In a forthcoming brief, counterterrorism and security expert Juan Zarate and DCFR’s keynote holiday dinner speaker, offers his five emergent security threats, based on an interview at the end of November. Not ranked in order of importance, they are:
1) The changing face of terrorism;
2) The direction of the Middle East;
4) How the U.S. handles warzones; and
5) Two interesting regional wildcards: the power shifts and potential rivalry that happens in Asia because of China and the South Asian powder keg, particularly Pakistan.
Zarate also discusses how counterterrorism has evolved over the last ten years and its prospects ahead.

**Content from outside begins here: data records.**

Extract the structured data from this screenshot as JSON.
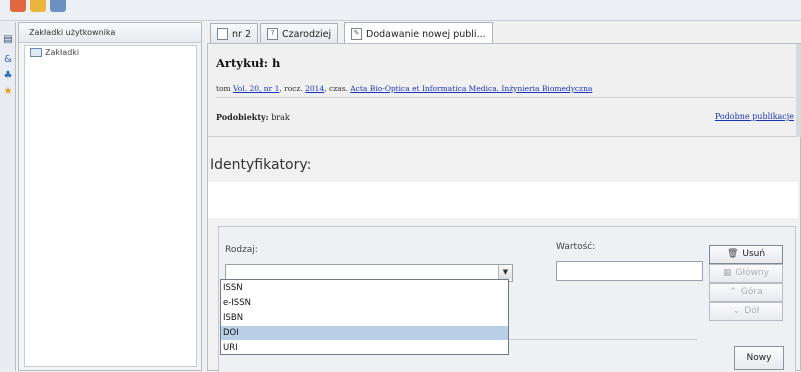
{
  "sidebar": {
    "panel_title": "Zakładki użytkownika",
    "tree_root": "Zakładki"
  },
  "tabs": [
    {
      "label": "nr 2",
      "icon": "document-icon"
    },
    {
      "label": "Czarodziej",
      "icon": "wizard-icon"
    },
    {
      "label": "Dodawanie nowej publi...",
      "icon": "edit-document-icon"
    }
  ],
  "article": {
    "title": "Artykuł: h",
    "tom_prefix": "tom",
    "volume_link": "Vol. 20, nr 1",
    "rocz_prefix": ", rocz.",
    "year_link": "2014",
    "czas_prefix": ", czas.",
    "journal_link": "Acta Bio-Optica et Informatica Medica. Inżynieria Biomedyczna",
    "podobiekty_label": "Podobiekty:",
    "podobiekty_value": "brak",
    "similar_link": "Podobne publikacje"
  },
  "identifiers": {
    "section_title": "Identyfikatory:",
    "type_label": "Rodzaj:",
    "value_label": "Wartość:",
    "type_value": "",
    "value_value": "",
    "type_options": [
      "ISSN",
      "e-ISSN",
      "ISBN",
      "DOI",
      "URI"
    ],
    "selected_option": "DOI",
    "buttons": {
      "delete": "Usuń",
      "main": "Główny",
      "up": "Góra",
      "down": "Dół",
      "new": "Nowy"
    }
  },
  "colors": {
    "link": "#1a35b8",
    "selection": "#b8cfe5"
  }
}
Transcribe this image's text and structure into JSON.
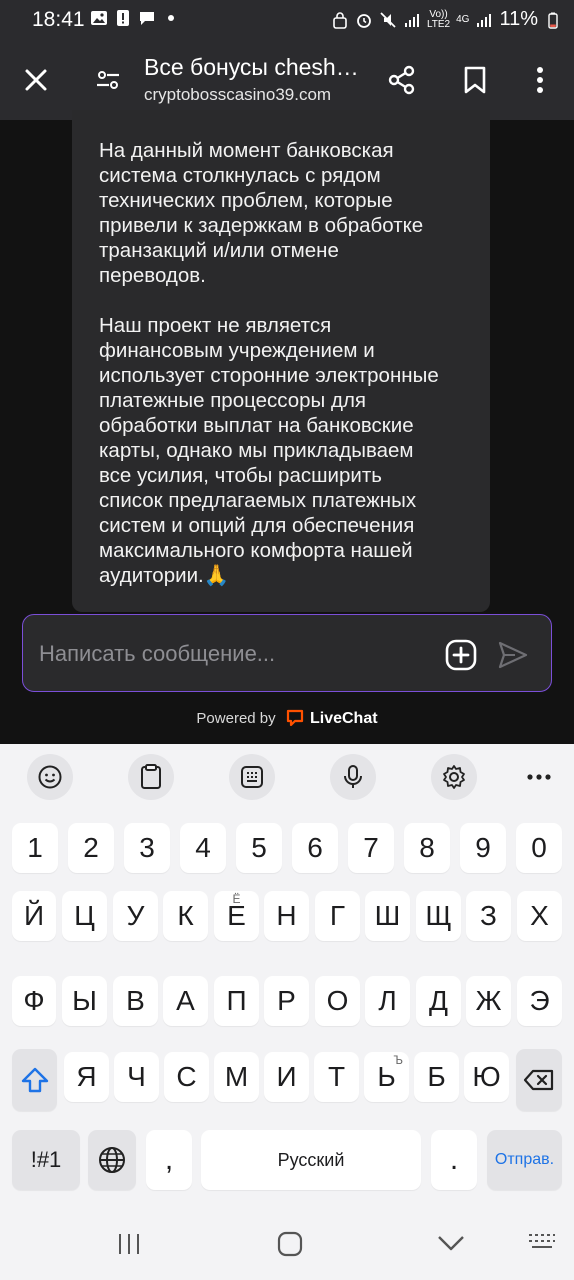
{
  "status_bar": {
    "time": "18:41",
    "network_volte": "Vo))",
    "network_lte": "LTE2",
    "network_4g": "4G",
    "battery": "11%"
  },
  "browser": {
    "title": "Все бонусы chesh…",
    "url": "cryptobosscasino39.com",
    "icons": [
      "close-icon",
      "site-settings-icon",
      "share-icon",
      "bookmark-icon",
      "more-vert-icon"
    ]
  },
  "chat": {
    "message_paragraphs": [
      "На данный момент банковская\nсистема столкнулась с рядом\nтехнических проблем, которые\nпривели к задержкам в обработке\nтранзакций и/или отмене\nпереводов.",
      "Наш проект не является\nфинансовым учреждением и\nиспользует сторонние электронные\nплатежные процессоры для\nобработки выплат на банковские\nкарты, однако мы прикладываем\nвсе усилия, чтобы расширить\nсписок предлагаемых платежных\nсистем и опций для обеспечения\nмаксимального комфорта нашей\nаудитории.🙏"
    ],
    "input_placeholder": "Написать сообщение...",
    "powered_by": "Powered by",
    "brand": "LiveChat",
    "accent_color": "#7b4fd8"
  },
  "keyboard": {
    "toolbar": [
      "emoji-icon",
      "clipboard-icon",
      "keypad-icon",
      "mic-icon",
      "settings-icon",
      "more-icon"
    ],
    "row_numbers": [
      "1",
      "2",
      "3",
      "4",
      "5",
      "6",
      "7",
      "8",
      "9",
      "0"
    ],
    "row1": [
      "Й",
      "Ц",
      "У",
      "К",
      "Е",
      "Н",
      "Г",
      "Ш",
      "Щ",
      "З",
      "Х"
    ],
    "row1_sub_e": "Ё",
    "row2": [
      "Ф",
      "Ы",
      "В",
      "А",
      "П",
      "Р",
      "О",
      "Л",
      "Д",
      "Ж",
      "Э"
    ],
    "row3": [
      "Я",
      "Ч",
      "С",
      "М",
      "И",
      "Т",
      "Ь",
      "Б",
      "Ю"
    ],
    "row3_sub_soft": "Ъ",
    "symbols_label": "!#1",
    "comma": ",",
    "space_label": "Русский",
    "period": ".",
    "enter_label": "Отправ."
  },
  "nav_bar": {
    "icons": [
      "recents-icon",
      "home-icon",
      "back-icon",
      "keyboard-hide-icon"
    ]
  }
}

He believes a vision in this area has not been fully addressed or articulated, certainly not for the American people or internally within the U.S. government in terms of strategy.
With a changing face of terrorism — from the nationalist-driven type of the ’70s and ’80s to a transnational threat and other morphed manifestations thereof— more monitoring, diplomatic outreach and capacity building are vital. He says, “Our counterterrorism strategy is not just about finding and hunting down al-Qaeda leaders or stopping plots. It should also be about trying to affect and influence the environment, so these groups don’t gain in strength and have either the notion or the ability to strike the United States. If they’re going to be a problem, they need to be a local problem.” Zarate suggests that the shifting landscape of terrorism has influenced the nature of the threat itself, and the fractured and metastasized ideology behind al-Qaeda has embedded itself and manifested in a multitude of ways. The activities in Syria are a case in point. It is like the Wild, Wild, West of terrorist activities.

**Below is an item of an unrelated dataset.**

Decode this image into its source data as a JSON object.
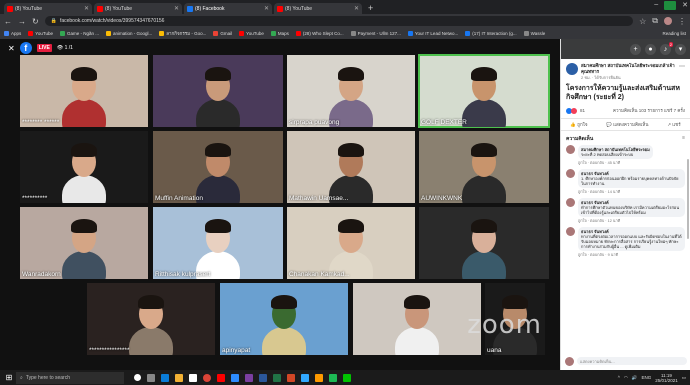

In the interview upcoming, Zarate also covers China, “following the money” to deter criminal and terrorist networks, and counterterrorism in the context of foreign policy. Countering terrorism should not be driving foreign policy, though it is an important piece of the mosaic. He also mentions that, “the nature of power itself is shifting to economic power, social network power, power of media and the general dynamics of globalization. These are the elements that form power in addition to the classic elements of power,” [such as military might].
Juan C. Zarate is a former deputy assistant to the President and deputy national security adviser, the senior national security consultant and analyst for CBS News, a senior adviser to the Center for Strategic and International Studies (CSIS) and visiting lecturer of law at Harvard Law School. He advises companies and organizations on national, homeland, and finance-related security, technologies, and investments.